■ **The records**
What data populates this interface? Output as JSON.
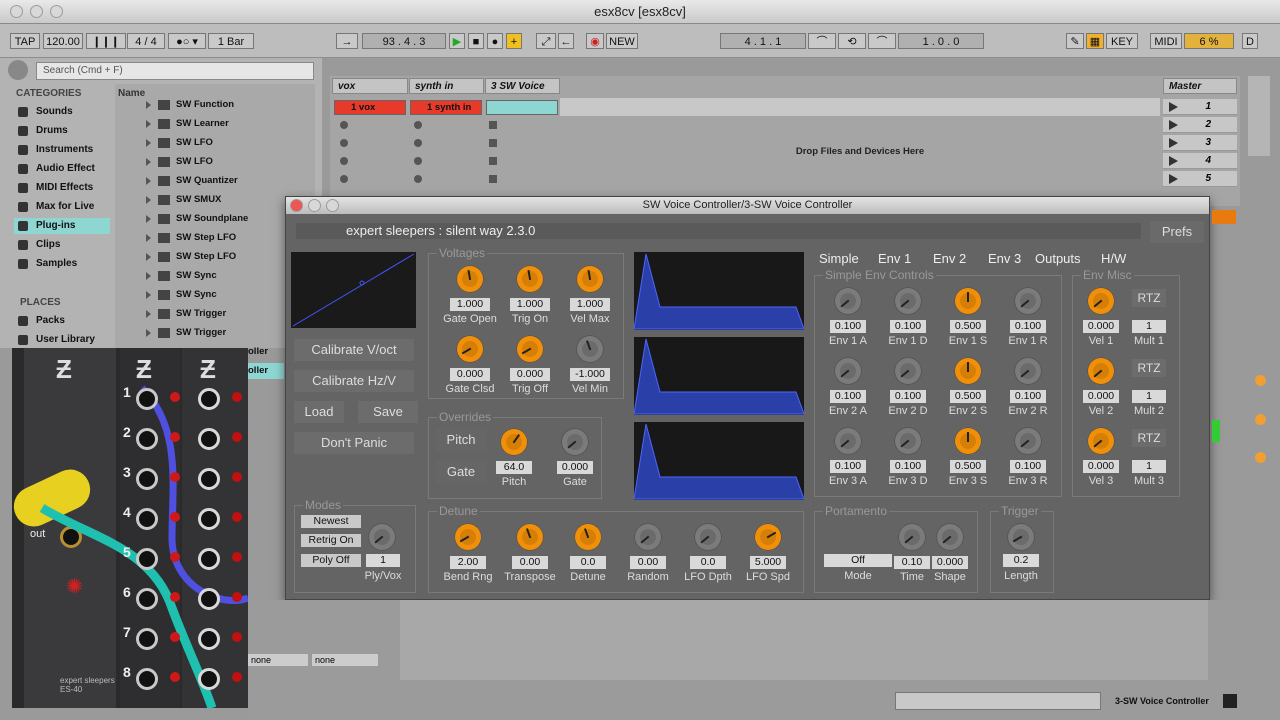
{
  "window": {
    "title": "esx8cv  [esx8cv]"
  },
  "transport": {
    "tap": "TAP",
    "bpm": "120.00",
    "meter": "4 / 4",
    "quant": "1 Bar",
    "pos": "93 .  4 .  3",
    "new": "NEW",
    "loop_start": "4 .  1 .  1",
    "loop_len": "1 .  0 .  0",
    "key": "KEY",
    "midi": "MIDI",
    "cpu": "6 %",
    "d": "D"
  },
  "browser": {
    "search_placeholder": "Search (Cmd + F)",
    "categories_title": "CATEGORIES",
    "name_col": "Name",
    "places_title": "PLACES",
    "categories": [
      "Sounds",
      "Drums",
      "Instruments",
      "Audio Effect",
      "MIDI Effects",
      "Max for Live",
      "Plug-ins",
      "Clips",
      "Samples"
    ],
    "places": [
      "Packs",
      "User Library"
    ],
    "items": [
      "SW Function",
      "SW Learner",
      "SW LFO",
      "SW LFO",
      "SW Quantizer",
      "SW SMUX",
      "SW Soundplane",
      "SW Step LFO",
      "SW Step LFO",
      "SW Sync",
      "SW Sync",
      "SW Trigger",
      "SW Trigger"
    ],
    "side_labels": [
      "oller",
      "oller"
    ]
  },
  "session": {
    "tracks": [
      "vox",
      "synth in",
      "3 SW Voice"
    ],
    "clips": [
      "1 vox",
      "1 synth in"
    ],
    "drop_text": "Drop Files and Devices Here",
    "master": "Master",
    "scenes": [
      "1",
      "2",
      "3",
      "4",
      "5"
    ]
  },
  "plugin": {
    "window_title": "SW Voice Controller/3-SW Voice Controller",
    "brand": "expert sleepers : silent way 2.3.0",
    "prefs": "Prefs",
    "buttons": [
      "Calibrate V/oct",
      "Calibrate Hz/V",
      "Load",
      "Save",
      "Don't Panic"
    ],
    "tabs": [
      "Simple",
      "Env 1",
      "Env 2",
      "Env 3",
      "Outputs",
      "H/W"
    ],
    "voltages": {
      "title": "Voltages",
      "knobs": [
        {
          "value": "1.000",
          "label": "Gate Open"
        },
        {
          "value": "1.000",
          "label": "Trig On"
        },
        {
          "value": "1.000",
          "label": "Vel Max"
        },
        {
          "value": "0.000",
          "label": "Gate Clsd"
        },
        {
          "value": "0.000",
          "label": "Trig Off"
        },
        {
          "value": "-1.000",
          "label": "Vel Min"
        }
      ]
    },
    "overrides": {
      "title": "Overrides",
      "pitch_btn": "Pitch",
      "gate_btn": "Gate",
      "knobs": [
        {
          "value": "64.0",
          "label": "Pitch"
        },
        {
          "value": "0.000",
          "label": "Gate"
        }
      ]
    },
    "simple_env": {
      "title": "Simple Env Controls",
      "knobs": [
        {
          "value": "0.100",
          "label": "Env 1 A"
        },
        {
          "value": "0.100",
          "label": "Env 1 D"
        },
        {
          "value": "0.500",
          "label": "Env 1 S"
        },
        {
          "value": "0.100",
          "label": "Env 1 R"
        },
        {
          "value": "0.100",
          "label": "Env 2 A"
        },
        {
          "value": "0.100",
          "label": "Env 2 D"
        },
        {
          "value": "0.500",
          "label": "Env 2 S"
        },
        {
          "value": "0.100",
          "label": "Env 2 R"
        },
        {
          "value": "0.100",
          "label": "Env 3 A"
        },
        {
          "value": "0.100",
          "label": "Env 3 D"
        },
        {
          "value": "0.500",
          "label": "Env 3 S"
        },
        {
          "value": "0.100",
          "label": "Env 3 R"
        }
      ]
    },
    "env_misc": {
      "title": "Env Misc",
      "rtz": "RTZ",
      "rows": [
        {
          "vel_value": "0.000",
          "vel_label": "Vel 1",
          "mult_value": "1",
          "mult_label": "Mult 1"
        },
        {
          "vel_value": "0.000",
          "vel_label": "Vel 2",
          "mult_value": "1",
          "mult_label": "Mult 2"
        },
        {
          "vel_value": "0.000",
          "vel_label": "Vel 3",
          "mult_value": "1",
          "mult_label": "Mult 3"
        }
      ]
    },
    "modes": {
      "title": "Modes",
      "options": [
        "Newest",
        "Retrig On",
        "Poly Off"
      ],
      "ply_value": "1",
      "ply_label": "Ply/Vox"
    },
    "detune": {
      "title": "Detune",
      "knobs": [
        {
          "value": "2.00",
          "label": "Bend Rng"
        },
        {
          "value": "0.00",
          "label": "Transpose"
        },
        {
          "value": "0.0",
          "label": "Detune"
        },
        {
          "value": "0.00",
          "label": "Random"
        },
        {
          "value": "0.0",
          "label": "LFO Dpth"
        },
        {
          "value": "5.000",
          "label": "LFO Spd"
        }
      ]
    },
    "portamento": {
      "title": "Portamento",
      "mode_value": "Off",
      "mode_label": "Mode",
      "knobs": [
        {
          "value": "0.10",
          "label": "Time"
        },
        {
          "value": "0.000",
          "label": "Shape"
        }
      ]
    },
    "trigger": {
      "title": "Trigger",
      "value": "0.2",
      "label": "Length"
    }
  },
  "bottom": {
    "device_name": "3-SW Voice Controller",
    "none1": "none",
    "none2": "none"
  },
  "video": {
    "jacks": [
      "1",
      "2",
      "3",
      "4",
      "5",
      "6",
      "7",
      "8"
    ],
    "out": "out",
    "brand": "expert sleepers ES-40"
  }
}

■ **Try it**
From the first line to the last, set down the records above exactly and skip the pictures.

■ **Answer space**
What data populates this interface? Output as JSON.
{
  "window": {
    "title": "esx8cv  [esx8cv]"
  },
  "transport": {
    "tap": "TAP",
    "bpm": "120.00",
    "meter": "4 / 4",
    "quant": "1 Bar",
    "pos": "93 .  4 .  3",
    "new": "NEW",
    "loop_start": "4 .  1 .  1",
    "loop_len": "1 .  0 .  0",
    "key": "KEY",
    "midi": "MIDI",
    "cpu": "6 %",
    "d": "D"
  },
  "browser": {
    "search_placeholder": "Search (Cmd + F)",
    "categories_title": "CATEGORIES",
    "name_col": "Name",
    "places_title": "PLACES",
    "categories": [
      "Sounds",
      "Drums",
      "Instruments",
      "Audio Effect",
      "MIDI Effects",
      "Max for Live",
      "Plug-ins",
      "Clips",
      "Samples"
    ],
    "places": [
      "Packs",
      "User Library"
    ],
    "items": [
      "SW Function",
      "SW Learner",
      "SW LFO",
      "SW LFO",
      "SW Quantizer",
      "SW SMUX",
      "SW Soundplane",
      "SW Step LFO",
      "SW Step LFO",
      "SW Sync",
      "SW Sync",
      "SW Trigger",
      "SW Trigger"
    ],
    "side_labels": [
      "oller",
      "oller"
    ]
  },
  "session": {
    "tracks": [
      "vox",
      "synth in",
      "3 SW Voice"
    ],
    "clips": [
      "1 vox",
      "1 synth in"
    ],
    "drop_text": "Drop Files and Devices Here",
    "master": "Master",
    "scenes": [
      "1",
      "2",
      "3",
      "4",
      "5"
    ]
  },
  "plugin": {
    "window_title": "SW Voice Controller/3-SW Voice Controller",
    "brand": "expert sleepers : silent way 2.3.0",
    "prefs": "Prefs",
    "buttons": [
      "Calibrate V/oct",
      "Calibrate Hz/V",
      "Load",
      "Save",
      "Don't Panic"
    ],
    "tabs": [
      "Simple",
      "Env 1",
      "Env 2",
      "Env 3",
      "Outputs",
      "H/W"
    ],
    "voltages": {
      "title": "Voltages",
      "knobs": [
        {
          "value": "1.000",
          "label": "Gate Open"
        },
        {
          "value": "1.000",
          "label": "Trig On"
        },
        {
          "value": "1.000",
          "label": "Vel Max"
        },
        {
          "value": "0.000",
          "label": "Gate Clsd"
        },
        {
          "value": "0.000",
          "label": "Trig Off"
        },
        {
          "value": "-1.000",
          "label": "Vel Min"
        }
      ]
    },
    "overrides": {
      "title": "Overrides",
      "pitch_btn": "Pitch",
      "gate_btn": "Gate",
      "knobs": [
        {
          "value": "64.0",
          "label": "Pitch"
        },
        {
          "value": "0.000",
          "label": "Gate"
        }
      ]
    },
    "simple_env": {
      "title": "Simple Env Controls",
      "knobs": [
        {
          "value": "0.100",
          "label": "Env 1 A"
        },
        {
          "value": "0.100",
          "label": "Env 1 D"
        },
        {
          "value": "0.500",
          "label": "Env 1 S"
        },
        {
          "value": "0.100",
          "label": "Env 1 R"
        },
        {
          "value": "0.100",
          "label": "Env 2 A"
        },
        {
          "value": "0.100",
          "label": "Env 2 D"
        },
        {
          "value": "0.500",
          "label": "Env 2 S"
        },
        {
          "value": "0.100",
          "label": "Env 2 R"
        },
        {
          "value": "0.100",
          "label": "Env 3 A"
        },
        {
          "value": "0.100",
          "label": "Env 3 D"
        },
        {
          "value": "0.500",
          "label": "Env 3 S"
        },
        {
          "value": "0.100",
          "label": "Env 3 R"
        }
      ]
    },
    "env_misc": {
      "title": "Env Misc",
      "rtz": "RTZ",
      "rows": [
        {
          "vel_value": "0.000",
          "vel_label": "Vel 1",
          "mult_value": "1",
          "mult_label": "Mult 1"
        },
        {
          "vel_value": "0.000",
          "vel_label": "Vel 2",
          "mult_value": "1",
          "mult_label": "Mult 2"
        },
        {
          "vel_value": "0.000",
          "vel_label": "Vel 3",
          "mult_value": "1",
          "mult_label": "Mult 3"
        }
      ]
    },
    "modes": {
      "title": "Modes",
      "options": [
        "Newest",
        "Retrig On",
        "Poly Off"
      ],
      "ply_value": "1",
      "ply_label": "Ply/Vox"
    },
    "detune": {
      "title": "Detune",
      "knobs": [
        {
          "value": "2.00",
          "label": "Bend Rng"
        },
        {
          "value": "0.00",
          "label": "Transpose"
        },
        {
          "value": "0.0",
          "label": "Detune"
        },
        {
          "value": "0.00",
          "label": "Random"
        },
        {
          "value": "0.0",
          "label": "LFO Dpth"
        },
        {
          "value": "5.000",
          "label": "LFO Spd"
        }
      ]
    },
    "portamento": {
      "title": "Portamento",
      "mode_value": "Off",
      "mode_label": "Mode",
      "knobs": [
        {
          "value": "0.10",
          "label": "Time"
        },
        {
          "value": "0.000",
          "label": "Shape"
        }
      ]
    },
    "trigger": {
      "title": "Trigger",
      "value": "0.2",
      "label": "Length"
    }
  },
  "bottom": {
    "device_name": "3-SW Voice Controller",
    "none1": "none",
    "none2": "none"
  },
  "video": {
    "jacks": [
      "1",
      "2",
      "3",
      "4",
      "5",
      "6",
      "7",
      "8"
    ],
    "out": "out",
    "brand": "expert sleepers ES-40"
  }
}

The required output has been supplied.